VOD film review: Death Proof
Ivan Radford | On 25, May 2013Reading time: 2 mins
Director: Quentin Tarantino
Cast: Kurt Russell, Rosario Dawson, Zoe Bell
Watch Death Proof online in the UK: N/A
Severed yet extended, the self-proclaimed fifth film from Quentin Tarantino pulls up onto our screens. Death Proof tells the gratuitously gory tale of some girls who get pranged to pieces by psycho petrol-head Stuntman Mike (Kurt Russell). They spend the opening hour lounging around in an Austin bar, gushing in the usual Tarantino fashion. But no matter how much their mouths flap, something doesn’t feel right.
It’s not that they’re enslaved by a misogynistic script, passing the time with lap-dances, drink and more – the exploitative tone of this 70s homage is only half-present and wholly ironic. Rather, the dialogue merely seems redundant. Especially when it comes out of the director’s own mouth – five films down the line, he still can’t act.
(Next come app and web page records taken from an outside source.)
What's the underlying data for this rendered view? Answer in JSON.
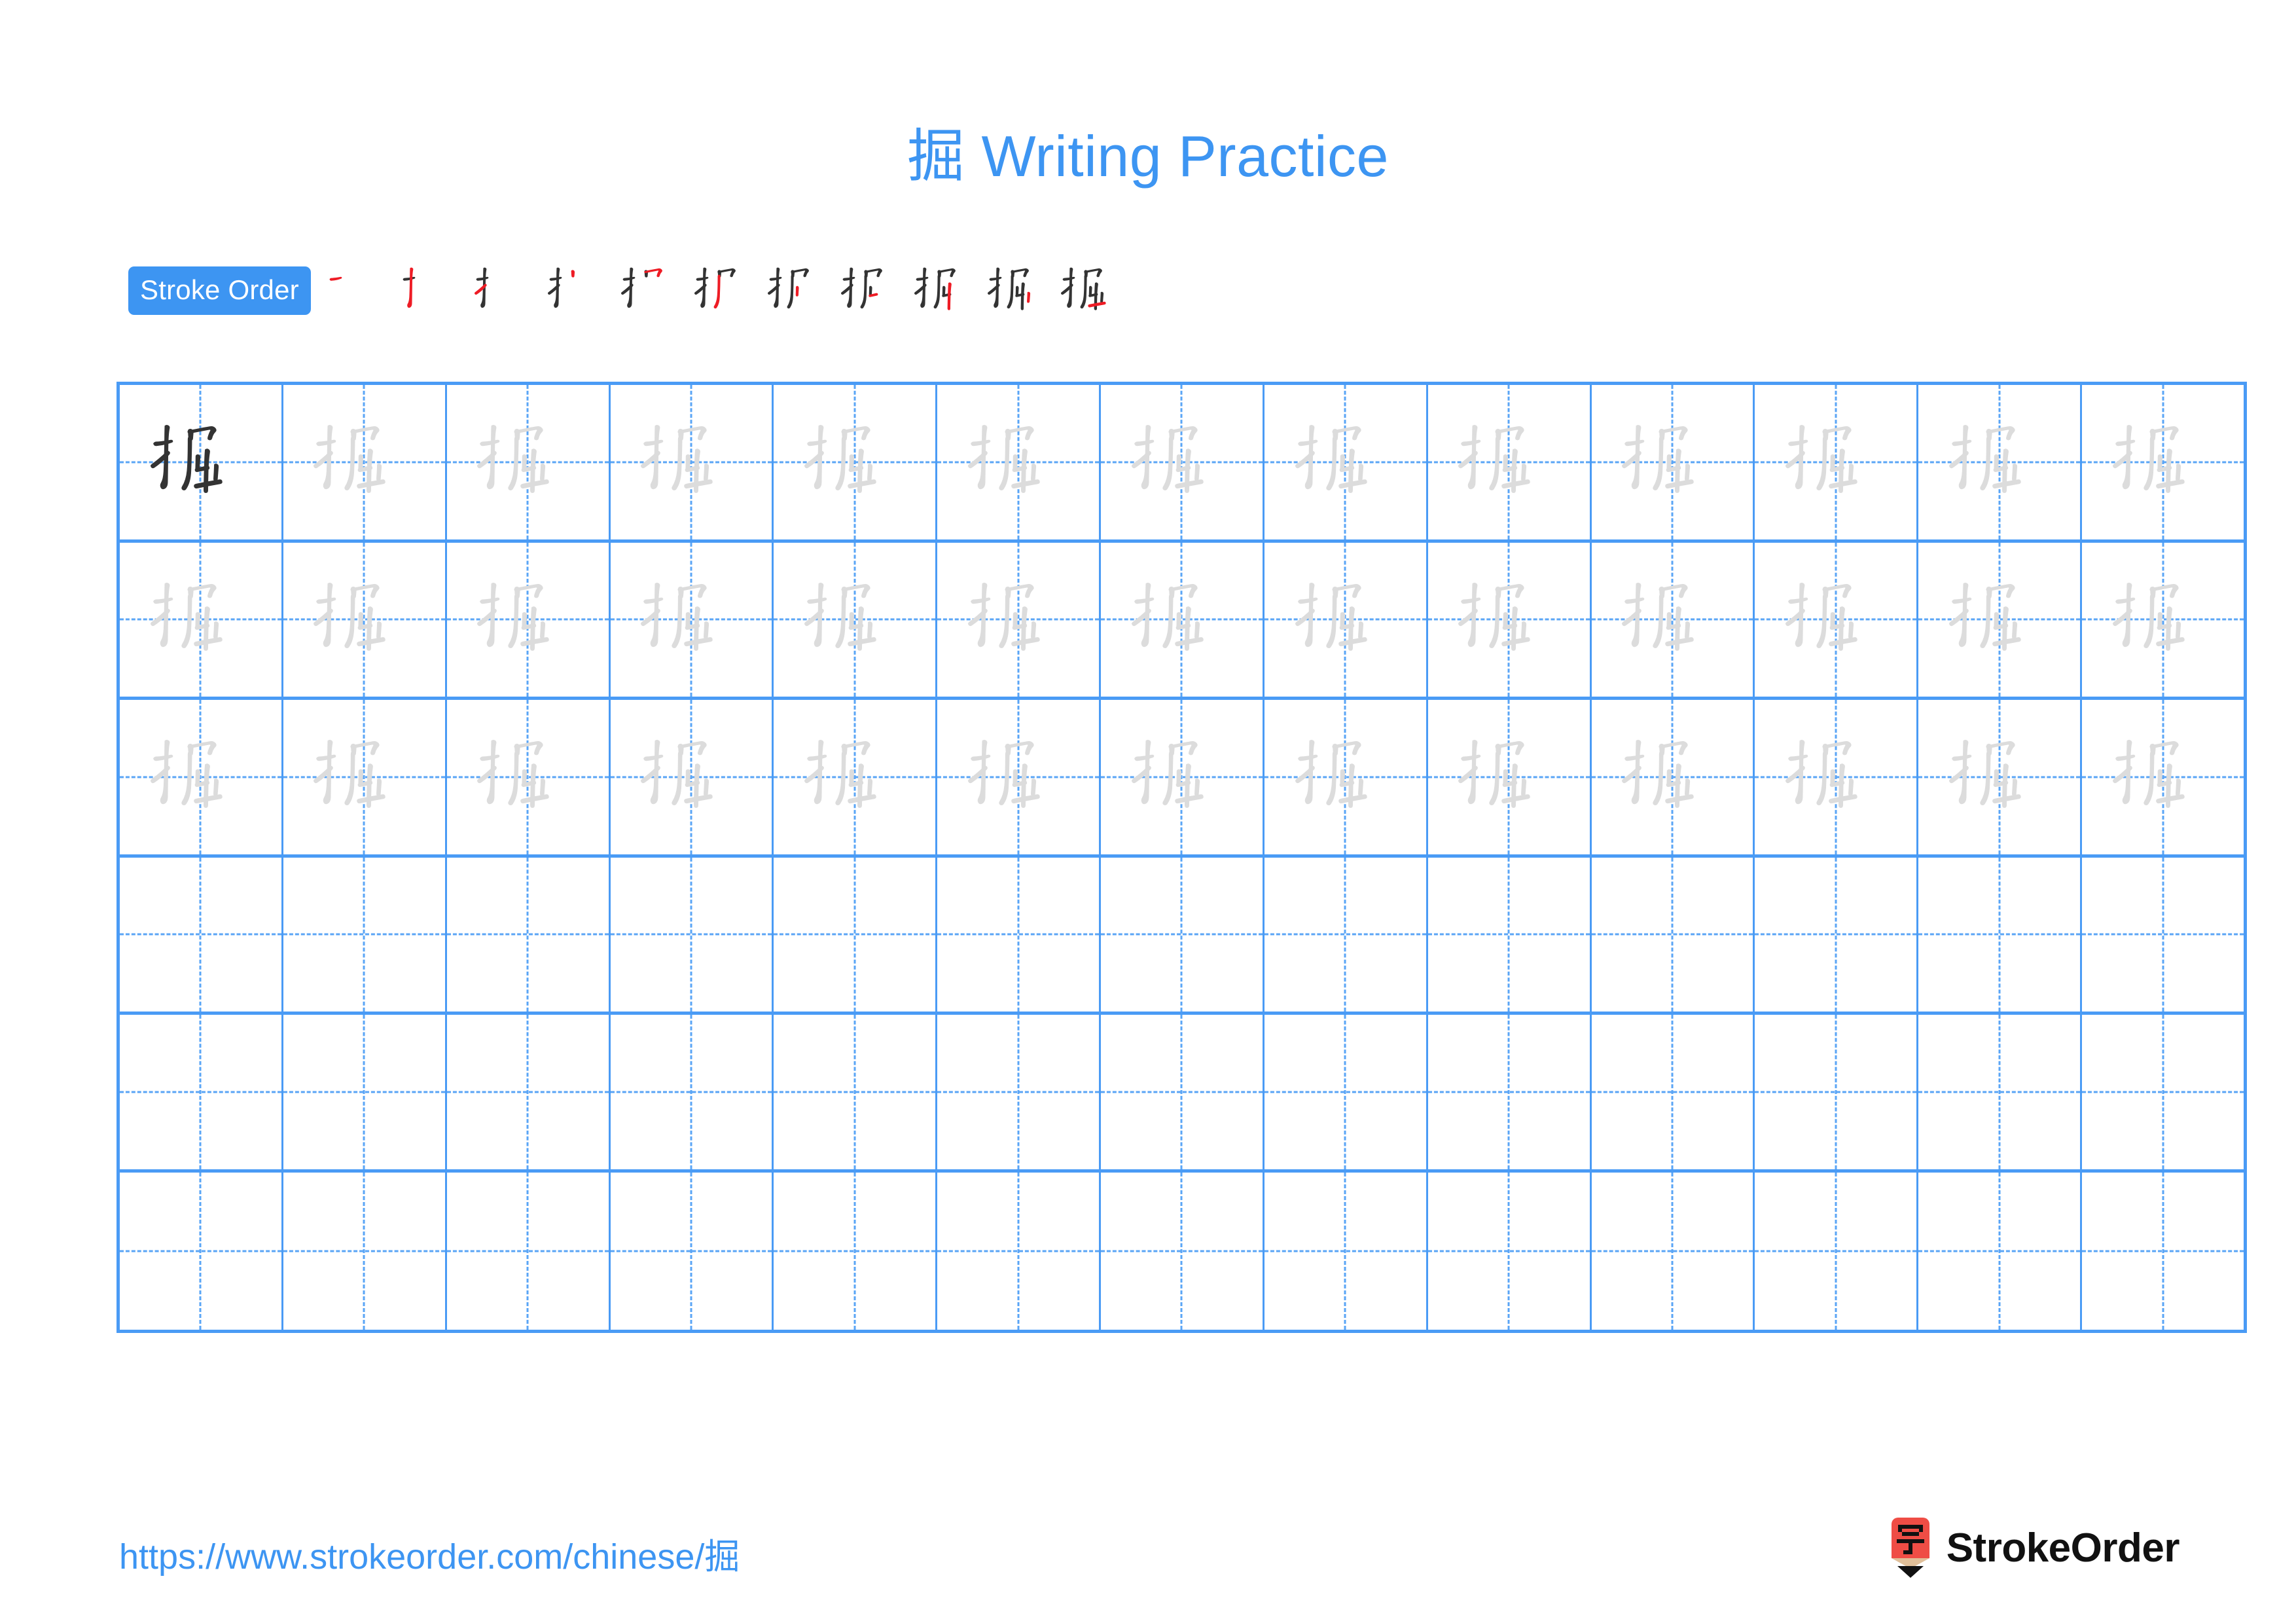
{
  "header": {
    "character": "掘",
    "title_suffix": " Writing Practice",
    "title_color": "#3d95f2"
  },
  "stroke_order": {
    "badge_label": "Stroke Order",
    "badge_bg": "#3d95f2",
    "badge_text_color": "#ffffff",
    "existing_stroke_color": "#333333",
    "new_stroke_color": "#ee1c25",
    "step_count": 11,
    "steps": [
      {
        "index": 1,
        "strokes_shown": 1,
        "new_stroke": 1
      },
      {
        "index": 2,
        "strokes_shown": 2,
        "new_stroke": 2
      },
      {
        "index": 3,
        "strokes_shown": 3,
        "new_stroke": 3
      },
      {
        "index": 4,
        "strokes_shown": 4,
        "new_stroke": 4
      },
      {
        "index": 5,
        "strokes_shown": 5,
        "new_stroke": 5
      },
      {
        "index": 6,
        "strokes_shown": 6,
        "new_stroke": 6
      },
      {
        "index": 7,
        "strokes_shown": 7,
        "new_stroke": 7
      },
      {
        "index": 8,
        "strokes_shown": 8,
        "new_stroke": 8
      },
      {
        "index": 9,
        "strokes_shown": 9,
        "new_stroke": 9
      },
      {
        "index": 10,
        "strokes_shown": 10,
        "new_stroke": 10
      },
      {
        "index": 11,
        "strokes_shown": 11,
        "new_stroke": 11
      }
    ]
  },
  "practice_grid": {
    "columns": 13,
    "rows": 6,
    "grid_line_color": "#4a9bf5",
    "guide_line_color": "#5aa5f6",
    "model_char_color": "#333333",
    "trace_char_color": "#dcdcdc",
    "character": "掘",
    "row_fill": [
      {
        "row": 1,
        "model_cells": 1,
        "trace_cells": 12,
        "empty_cells": 0
      },
      {
        "row": 2,
        "model_cells": 0,
        "trace_cells": 13,
        "empty_cells": 0
      },
      {
        "row": 3,
        "model_cells": 0,
        "trace_cells": 13,
        "empty_cells": 0
      },
      {
        "row": 4,
        "model_cells": 0,
        "trace_cells": 0,
        "empty_cells": 13
      },
      {
        "row": 5,
        "model_cells": 0,
        "trace_cells": 0,
        "empty_cells": 13
      },
      {
        "row": 6,
        "model_cells": 0,
        "trace_cells": 0,
        "empty_cells": 13
      }
    ]
  },
  "footer": {
    "url": "https://www.strokeorder.com/chinese/掘",
    "url_color": "#3d95f2",
    "brand_name": "StrokeOrder",
    "brand_icon_char": "字",
    "brand_icon_color": "#ef4d45",
    "brand_icon_wood_color": "#e0bf99",
    "brand_icon_tip_color": "#111111",
    "brand_text_color": "#111111"
  }
}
This aside, however, the eager geekiness of Tarantino’s talk at times feels strangely unnatural and even borders on irritating.
Once Mike’s first victims are bumpered to bits (in glorious Technicolor replay), the film shifts gear to introduce his next prey. Here we see the extra material originally left on the cutting floor for the double-bill that was Grindhouse. Fleshing out the characters by a marginal amount, the direction and performances manage to sustain interest as we meet a more self-consciously created bunch; a gang of actresses including real-life stuntwoman Zoe Bell, the star of the show, who wittily plays herself.
They soon track down a white 1970s Dodge Charger (the car from Vanishing Point), which leads to a jaw-dropping car chase that pointedly refuses to use CGI. Dynallmically shot, the bona fide action is undeniably thrilling stuff. The performances, too, are entertaining, and the soundtrack is up to the usual standard. So where’s the weak spot?
Quite simply, Death Proof has no edge. Accompanied by amusing fake trailers and Robert Rodriguez’s superior Planet Terror, the grimy atmosphere of grunge cinema in the Grindhouse double-bill tangible. Viewed alone, however, Death Proof seems dislocated: the inconsistent use of audible scratches and jumpy cuts lose their meaning in a muddled structure. A brilliant concept chopped into two pieces, Grindhouse’s blunted offspring never quite lives up to its heritage.
Exhilarating car chases and a cast clearly enjoying themselves make this is a watchable piece of B-Grade fodder. In spite of the director’s efforts, though, Death Proof is still riddled with unintentional flaws. Quentin’s fifth movie spends all day barking but never bites.
Death Proof is currently unavailable on VOD in the UK.